New MRI studies confirm what early child educators have known all along: Reading to preschoolers exerts a positive influence on the developing brain.
Behavioral evidence has already shown that children who receive regular read-aloud time—especially before starting school—experience stronger parent-child relationships and learn valuable language and literacy skills.
But researchers wanted to know more about what happens on a physiological level. In a study to be published in the September 2015 issue of Pediatrics, the journal of the American Academy of Pediatrics (AAP), researchers looked at 3- to 5-year old children to examine the relationship between shared parent-child reading time and brain activity.
Participants underwent a functional MRI scan while listening through headphones to age-appropriate, prerecorded stories read in a female voice.
Results showed a strong, positive association between brain activation during listening and a home reading environment that included access to a variety of books and frequency of read-aloud activities.
Children from more stimulating home reading environments had greater activity in brain areas supporting narrative comprehension and visual imagery. Both are important for developing language and reading skills.
A foundation for school success
Researchers say it is these brief moments of connection with a book or story that help build the developing brain and prepare children for future success in school.
The findings reinforce AAP literacy recommendations, specifically the claim that reading exerts a positive effect on the developing brain. They back up the recommendation that parent-child home reading should begin at birth and continue at least through kindergarten.
The opportunity to foster early brain growth with read-aloud time is available to everyone, regardless of socioeconomic status, says Anne Welch, MD, a pediatrician at the Banner Health Center in Maricopa.
“Libraries provide an option for rotating new material or enjoying books that may not otherwise fit into a family’s budget,” says Welch. “Language does not even have to be a barrier—simply looking at pictures and creating a story in a family’s own language is just as valuable as reading the exact words on the page.”
Welch, a member of the AAP’s Arizona Chapter (AzAAP), spearheaded an effort to bring the Reach Out and Read (ROR) program to the Banner Medical Group. Established in 1989, ROR promotes early literacy and school readiness in pediatric exam rooms by integrating into well-child visits children’s books and advice to parents about the importance of reading aloud. Primary care providers provide brand-new books to children at well checks from infancy through age 5.

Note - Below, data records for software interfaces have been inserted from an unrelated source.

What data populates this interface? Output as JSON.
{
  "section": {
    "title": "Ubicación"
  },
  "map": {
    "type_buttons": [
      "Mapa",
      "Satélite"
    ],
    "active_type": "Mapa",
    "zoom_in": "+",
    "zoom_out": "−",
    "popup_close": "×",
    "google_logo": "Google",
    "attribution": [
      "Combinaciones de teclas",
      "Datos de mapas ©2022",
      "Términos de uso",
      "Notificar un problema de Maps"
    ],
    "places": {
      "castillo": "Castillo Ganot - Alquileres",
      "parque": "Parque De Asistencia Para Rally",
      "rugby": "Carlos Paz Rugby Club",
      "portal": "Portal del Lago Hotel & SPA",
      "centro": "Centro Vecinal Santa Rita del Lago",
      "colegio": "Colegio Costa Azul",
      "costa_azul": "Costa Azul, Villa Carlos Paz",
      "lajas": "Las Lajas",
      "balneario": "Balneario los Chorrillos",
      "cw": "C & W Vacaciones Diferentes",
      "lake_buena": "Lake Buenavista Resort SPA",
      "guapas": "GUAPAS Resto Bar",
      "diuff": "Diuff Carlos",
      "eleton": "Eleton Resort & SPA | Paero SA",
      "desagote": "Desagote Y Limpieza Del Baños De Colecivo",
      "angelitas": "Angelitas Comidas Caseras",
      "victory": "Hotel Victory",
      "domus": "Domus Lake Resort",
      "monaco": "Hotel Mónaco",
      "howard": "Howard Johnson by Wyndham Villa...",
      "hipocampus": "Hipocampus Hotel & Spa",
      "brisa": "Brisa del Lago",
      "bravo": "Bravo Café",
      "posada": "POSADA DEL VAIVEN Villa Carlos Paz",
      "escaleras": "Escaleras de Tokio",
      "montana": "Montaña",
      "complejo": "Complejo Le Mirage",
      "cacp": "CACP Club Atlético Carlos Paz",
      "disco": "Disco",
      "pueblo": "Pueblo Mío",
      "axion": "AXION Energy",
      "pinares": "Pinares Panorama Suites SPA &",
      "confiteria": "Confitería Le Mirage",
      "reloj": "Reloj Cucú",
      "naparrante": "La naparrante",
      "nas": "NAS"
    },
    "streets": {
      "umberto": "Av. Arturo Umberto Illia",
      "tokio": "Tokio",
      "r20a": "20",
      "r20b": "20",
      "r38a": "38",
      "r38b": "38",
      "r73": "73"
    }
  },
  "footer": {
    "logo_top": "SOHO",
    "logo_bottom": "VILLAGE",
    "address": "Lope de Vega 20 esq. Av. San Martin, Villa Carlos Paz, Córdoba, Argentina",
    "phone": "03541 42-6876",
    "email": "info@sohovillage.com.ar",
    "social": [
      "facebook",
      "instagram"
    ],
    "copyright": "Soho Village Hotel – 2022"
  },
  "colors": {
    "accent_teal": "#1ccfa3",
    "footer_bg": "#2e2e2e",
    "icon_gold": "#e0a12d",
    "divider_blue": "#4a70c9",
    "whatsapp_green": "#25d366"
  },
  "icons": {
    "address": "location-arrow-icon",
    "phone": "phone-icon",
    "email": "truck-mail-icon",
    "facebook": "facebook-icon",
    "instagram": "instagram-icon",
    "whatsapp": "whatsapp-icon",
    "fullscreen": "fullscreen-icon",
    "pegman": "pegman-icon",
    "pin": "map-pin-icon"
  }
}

By offering books in the medical home setting, physicians are able to share with parents and caregivers the importance of reading and talking with children every day.
“In this increasingly screen-filled world, the importance of sitting side by side with your child and a story cannot be underestimated,” says Welch.